NEW YORK (Reuters) - Stocks edged higher around the world on Tuesday, with U.S. markets in particular buoyed by end-of-quarter buying by funds and a higher-than-expected reading of confidence among American consumers.
However, lingering concerns over Spain’s funding problems and renewed worries about global growth limited gains.
U.S. stocks rose at the open after comments late on Monday from the president of the San Francisco Fed suggested the central bank was not done taking action to stimulate the economy.
But a pessimistic outlook from Caterpillar (CAT.N) capped gains and some investors cautioned the advance may be due to window-dressing for the end of the quarter. .N
U.S. stocks were supported by a private sector report showing U.S. consumer confidence jumped to its highest level in seven months in September as Americans were more optimistic about the job market and income prospects.
The MSCI world equity index .MIWD00000PUS rose 0.4 percent to 337.48. European shares .FTEU3 also gained 0.4 percent.
“A lot of people are buying equities today because they’ve been underexposed to the market. It isn’t necessarily a call on fundamentals,” said Nicholas Colas, chief market strategist at the ConvergEx Group in New York.
“Money managers who haven’t believed in the rally don’t want to compound that error by showing a lack of exposure at the end of the quarter.”
The Dow Jones industrial average .DJI was up 26.41 points, or 0.19 percent, at 13,585.33. The Standard & Poor’s 500 Index .SPX was up 2.58 points, or 0.18 percent, at 1,459.47. The Nasdaq Composite Index .IXIC was up 7.12 points, or 0.23 percent, at 3,167.90.
Caterpillar shares (CAT.N) fell 2.1 percent in New York trade. Just minutes before markets closed on Monday, Caterpillar Inc cut its 2015 profit outlook, warning that weaker commodity prices would result in a bigger-than-expected decline in demand. <ID: nL1E8KOGZR>.
U.S. data showed single-family home prices rose for a sixth month in a row in July, though the improvement was not as strong as expected and had minimal impact on trading.
The euro rose 0.3 percent at $1.2965, still about two cents from the 4-1/2-month peak posted last week after the U.S. Federal Reserve announced further quantitative easing earlier this month.
The euro extended gains against the greenback after the U.S. consumer confidence data. The overall support for the single currency rally in recent weeks was the European Central Bank’s offer to provide bailout funds to indebted governments - if they seek its help and are willing to accept tough conditions.
But investors were not making huge bets.
“Fears about Europe’s situation remain among investors, with the focus mostly on Spain, but Greece is also still a concern,” said Kimihiko Tomita, head of foreign exchange for State Street Global Markets in Tokyo.
At the center of market concerns is what happens next in Spain, where the government is due this week to present its draft budget for 2013, outline new structural reforms for the economy and release the results of stress tests on the banking sector.
There are also concerns about Greece, which is due to hear soon from the “troika” of international lenders - the IMF, ECB and European Commission - on the prospects of further loans to finance government outlays.
U.S. Treasury debt prices were lower.
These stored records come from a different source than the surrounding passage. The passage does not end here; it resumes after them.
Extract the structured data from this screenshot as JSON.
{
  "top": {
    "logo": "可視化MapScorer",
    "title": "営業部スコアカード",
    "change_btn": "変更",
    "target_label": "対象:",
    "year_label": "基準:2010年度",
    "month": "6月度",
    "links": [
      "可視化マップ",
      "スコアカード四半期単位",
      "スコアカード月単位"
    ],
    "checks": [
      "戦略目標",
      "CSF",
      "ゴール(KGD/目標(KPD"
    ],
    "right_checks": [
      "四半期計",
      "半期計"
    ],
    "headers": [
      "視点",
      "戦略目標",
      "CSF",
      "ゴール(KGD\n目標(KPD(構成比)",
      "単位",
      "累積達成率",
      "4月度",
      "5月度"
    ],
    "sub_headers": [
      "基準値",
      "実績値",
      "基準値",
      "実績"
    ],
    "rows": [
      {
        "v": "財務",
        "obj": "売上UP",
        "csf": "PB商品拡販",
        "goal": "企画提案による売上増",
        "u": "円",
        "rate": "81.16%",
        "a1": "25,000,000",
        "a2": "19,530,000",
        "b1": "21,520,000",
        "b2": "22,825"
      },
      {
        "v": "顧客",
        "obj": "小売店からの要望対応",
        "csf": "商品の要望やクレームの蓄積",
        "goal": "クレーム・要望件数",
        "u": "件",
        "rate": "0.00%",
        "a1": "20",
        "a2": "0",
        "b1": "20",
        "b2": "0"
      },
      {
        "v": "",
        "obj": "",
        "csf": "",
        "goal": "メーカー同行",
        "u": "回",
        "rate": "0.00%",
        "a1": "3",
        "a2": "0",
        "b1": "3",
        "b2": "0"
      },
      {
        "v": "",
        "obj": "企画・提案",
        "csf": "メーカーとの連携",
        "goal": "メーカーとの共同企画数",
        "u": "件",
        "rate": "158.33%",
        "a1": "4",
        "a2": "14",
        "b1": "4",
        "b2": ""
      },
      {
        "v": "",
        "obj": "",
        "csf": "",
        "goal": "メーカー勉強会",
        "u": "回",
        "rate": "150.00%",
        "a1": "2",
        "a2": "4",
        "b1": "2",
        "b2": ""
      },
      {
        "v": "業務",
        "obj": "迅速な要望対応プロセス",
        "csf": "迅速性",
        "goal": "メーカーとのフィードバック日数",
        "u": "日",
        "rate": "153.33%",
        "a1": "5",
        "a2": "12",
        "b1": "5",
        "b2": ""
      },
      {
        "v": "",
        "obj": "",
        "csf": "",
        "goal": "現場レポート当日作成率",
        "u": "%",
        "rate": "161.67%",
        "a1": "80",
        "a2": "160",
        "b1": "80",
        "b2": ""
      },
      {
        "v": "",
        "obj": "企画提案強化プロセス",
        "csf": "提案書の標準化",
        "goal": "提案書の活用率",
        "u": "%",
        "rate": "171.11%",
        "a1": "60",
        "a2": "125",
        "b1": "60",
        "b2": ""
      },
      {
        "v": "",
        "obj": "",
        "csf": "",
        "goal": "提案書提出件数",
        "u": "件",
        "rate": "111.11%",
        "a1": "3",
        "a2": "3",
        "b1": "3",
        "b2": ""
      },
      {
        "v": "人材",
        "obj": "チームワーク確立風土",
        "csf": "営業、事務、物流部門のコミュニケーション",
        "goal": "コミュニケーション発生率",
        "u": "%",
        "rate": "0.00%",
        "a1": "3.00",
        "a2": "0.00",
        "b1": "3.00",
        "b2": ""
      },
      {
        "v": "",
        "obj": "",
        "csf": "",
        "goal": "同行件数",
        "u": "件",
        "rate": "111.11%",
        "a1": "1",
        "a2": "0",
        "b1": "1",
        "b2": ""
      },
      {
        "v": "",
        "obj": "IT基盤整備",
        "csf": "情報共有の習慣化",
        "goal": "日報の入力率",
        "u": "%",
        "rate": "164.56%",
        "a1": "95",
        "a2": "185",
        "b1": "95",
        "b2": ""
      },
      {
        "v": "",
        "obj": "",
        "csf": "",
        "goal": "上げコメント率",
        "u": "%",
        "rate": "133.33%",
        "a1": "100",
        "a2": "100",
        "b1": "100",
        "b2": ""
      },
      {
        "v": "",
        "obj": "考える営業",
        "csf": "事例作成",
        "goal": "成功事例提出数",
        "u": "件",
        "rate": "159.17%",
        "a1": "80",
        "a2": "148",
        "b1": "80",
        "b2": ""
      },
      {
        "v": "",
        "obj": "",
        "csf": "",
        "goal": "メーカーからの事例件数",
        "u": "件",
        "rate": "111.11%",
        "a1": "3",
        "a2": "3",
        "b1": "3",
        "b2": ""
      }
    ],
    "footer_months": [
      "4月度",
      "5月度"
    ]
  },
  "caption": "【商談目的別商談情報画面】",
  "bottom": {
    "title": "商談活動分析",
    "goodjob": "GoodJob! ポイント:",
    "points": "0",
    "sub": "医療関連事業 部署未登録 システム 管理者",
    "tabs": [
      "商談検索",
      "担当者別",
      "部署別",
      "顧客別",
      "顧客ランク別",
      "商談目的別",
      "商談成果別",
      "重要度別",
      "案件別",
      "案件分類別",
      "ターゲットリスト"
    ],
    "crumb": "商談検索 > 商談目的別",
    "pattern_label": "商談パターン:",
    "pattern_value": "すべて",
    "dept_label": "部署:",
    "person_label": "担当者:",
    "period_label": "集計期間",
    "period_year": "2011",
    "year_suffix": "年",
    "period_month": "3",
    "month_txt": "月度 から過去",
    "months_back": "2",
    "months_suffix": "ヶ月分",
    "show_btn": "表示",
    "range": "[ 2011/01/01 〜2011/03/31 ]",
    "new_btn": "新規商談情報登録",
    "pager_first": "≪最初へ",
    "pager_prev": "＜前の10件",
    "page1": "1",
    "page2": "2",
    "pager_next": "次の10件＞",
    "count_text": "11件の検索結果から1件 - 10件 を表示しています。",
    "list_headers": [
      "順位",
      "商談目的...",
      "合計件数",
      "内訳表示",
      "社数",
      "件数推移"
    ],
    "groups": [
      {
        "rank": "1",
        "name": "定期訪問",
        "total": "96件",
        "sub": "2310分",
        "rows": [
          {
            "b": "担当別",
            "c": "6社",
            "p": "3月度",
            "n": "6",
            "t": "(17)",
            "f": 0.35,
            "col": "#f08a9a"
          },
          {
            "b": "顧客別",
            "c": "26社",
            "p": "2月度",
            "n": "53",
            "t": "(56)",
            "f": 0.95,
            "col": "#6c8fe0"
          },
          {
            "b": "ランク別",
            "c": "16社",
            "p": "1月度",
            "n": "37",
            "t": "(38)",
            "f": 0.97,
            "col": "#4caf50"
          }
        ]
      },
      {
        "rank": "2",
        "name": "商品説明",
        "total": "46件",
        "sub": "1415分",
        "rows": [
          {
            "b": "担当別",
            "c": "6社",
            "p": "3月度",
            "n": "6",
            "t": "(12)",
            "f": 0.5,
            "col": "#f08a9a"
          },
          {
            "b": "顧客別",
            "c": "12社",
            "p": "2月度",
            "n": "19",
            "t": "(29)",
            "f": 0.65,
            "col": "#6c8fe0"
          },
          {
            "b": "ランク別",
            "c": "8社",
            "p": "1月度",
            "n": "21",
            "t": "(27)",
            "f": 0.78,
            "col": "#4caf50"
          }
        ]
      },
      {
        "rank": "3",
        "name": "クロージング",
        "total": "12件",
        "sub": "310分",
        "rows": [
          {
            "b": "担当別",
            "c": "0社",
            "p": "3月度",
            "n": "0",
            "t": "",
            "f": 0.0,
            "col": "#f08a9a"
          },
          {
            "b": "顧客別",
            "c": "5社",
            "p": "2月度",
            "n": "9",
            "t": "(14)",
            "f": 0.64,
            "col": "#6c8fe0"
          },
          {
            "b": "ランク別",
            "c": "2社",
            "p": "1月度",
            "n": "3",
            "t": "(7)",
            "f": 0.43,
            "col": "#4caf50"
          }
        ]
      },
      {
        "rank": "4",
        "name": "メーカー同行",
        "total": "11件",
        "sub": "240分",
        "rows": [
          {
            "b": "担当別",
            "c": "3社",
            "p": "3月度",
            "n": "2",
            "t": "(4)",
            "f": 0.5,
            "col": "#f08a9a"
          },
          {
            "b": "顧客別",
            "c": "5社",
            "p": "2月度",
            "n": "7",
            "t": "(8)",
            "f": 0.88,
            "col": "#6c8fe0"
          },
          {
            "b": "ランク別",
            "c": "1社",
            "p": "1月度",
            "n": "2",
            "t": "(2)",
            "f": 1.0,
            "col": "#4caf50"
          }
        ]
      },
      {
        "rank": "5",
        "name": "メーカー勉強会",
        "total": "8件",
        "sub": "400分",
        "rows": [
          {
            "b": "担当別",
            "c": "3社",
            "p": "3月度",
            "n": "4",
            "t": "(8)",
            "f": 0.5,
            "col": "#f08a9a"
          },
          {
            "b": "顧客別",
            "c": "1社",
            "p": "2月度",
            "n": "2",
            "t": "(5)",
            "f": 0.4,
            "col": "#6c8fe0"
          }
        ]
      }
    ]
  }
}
The benchmark 10-year U.S. Treasury note was down 3/32, the yield at 1.7233 percent.
<^^^^^^^^^^^^^^^^^^^^^^^^^^^^^^^^^^^^^^^^^^^^^^^^^^^^^^^^^^^ Spanish economy overview: link.reuters.com/quf25s QE market reaction link.reuters.com/pym62t FED/ECB moves vs equities: link.reuters.com/cav57s U.S. house prices link.reuters.com/taj82t U.S. consumer confidence link.reuters.com/pej82t
After the recent central bank actions, many investors have become convinced that markets can rally further. But they believe any gains are highly dependent on signs the slowdown in the global economy has bottomed.
“The majority of central banks are in total, outspoken reflationary mode. That’s a big story,” said Didier Duret, chief investment officer at ABN Amro Private Banking in London.
“They are intervening actively for a very clear reasons: to support the economy in the U.S., to support the funding in Europe and to support also the economies in emerging markets.”
Duret said the main trigger for the next move up will likely be signs of a strengthening U.S. recovery.
Oil drew some support from the rise in tensions in the Middle East.
Washington on Monday cleared the path for tighter sanctions against Iran to curb its nuclear ambitions, while Tehran renewed its rhetoric against Israel, intensifying worries about a conflict between the two that could have an impact on crude supplies from the region.
These worries sent Brent crude futures up 1.1 percent to $111.00 per barrel. U.S. crude was up $0.94 to $92.86 a barrel.
Reporting by Nick Olivari; Additional reporting by Chuck Mikolajczak, Ryan Vlastelica, Richard Leong and Julie Haviv in New York and Richard Hubbard in London; Editing by Dan Grebler